Here is a preview of our conversation with Alex Garcia.
Q: When you take photographs of people, do you let them know that you won’t be able to show them your pictures or is it something that everybody understands?
Alex Garcia: Sometimes people have a respectful understanding of it. They say, “Oh, okay,” and you can just say, “No, it looks great, you look fantastic. This is great.” They know the situation in general. You’re not trying to fool anybody.
Again, what I was saying before about having some interpersonal skills to be a photojournalist, you’re having to navigate all sorts of situations with people. Some of the best photos you’ll ever make as a photojournalist are going to be based on the access you get. The access you get is going to be based on the access you negotiate with somebody. You have to have those skills.
If somebody asks me, “Can we see the pictures?” I try to just play it off. No one wants to hear no, especially when they’re giving you their time. It’s not like I’m trying to be selfish. It’s an issue of ethics. You have to not get into a situation where the person is going to start demanding that you use one picture or another.
Q: You’re also director. What was it like to transition from shooting digitally to directing motion projects/hybrid shoots?
Alex Garcia: It’s not for everyone, I can tell you that. It taxes all of your emotional interpersonal skills and your organisational skills. Oftentimes, still photographers are asked by assigning editors to do some kind of video, like it’s an afterthought. Everybody knows that video sucks all the air out of the room. As soon as you start going with it, it just wants to take over.

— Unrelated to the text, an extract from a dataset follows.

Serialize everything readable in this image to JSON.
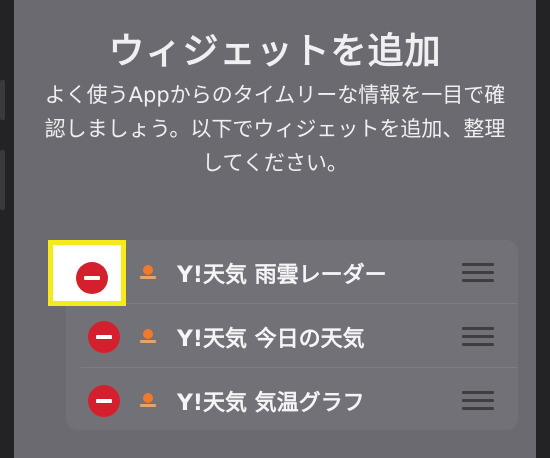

When you start elevating those: video, audio, light, motion, camera controls, stabilisers, and people – and you might be dealing with actors – suddenly you’ve got a situation that can quickly escalate from what used to be a solo-person endeavour into a multi-party team of people working together on a project.
You’ve got to not only manage that, but stay ahead of everyone, provide a vision for people, and hire correctly. It’s certainly far easier to stay being a photographer or a sole video person. It’s creatively very satisfying for me to create these short films or to create some video components to projects.
There are times when it’s a lot simpler to work with my still camera and a lighting assistant or two. I would say that it’s been very creatively satisfying. You can create more emotional reactions in your viewers, especially when you pair your videos with music. Music is very powerful. Very, very powerful.
Q: Is there anything you haven’t photographed yet that you’re eager to add to your portfolio one day?
Alex Garcia: There’s this desire to photograph peace. Just the peace of life. There’s so much partisanship. There’s so much chaos. I just want to photograph doves. That’s high up on my list. I’d love to go to a really green area of Ireland and just photograph sheep.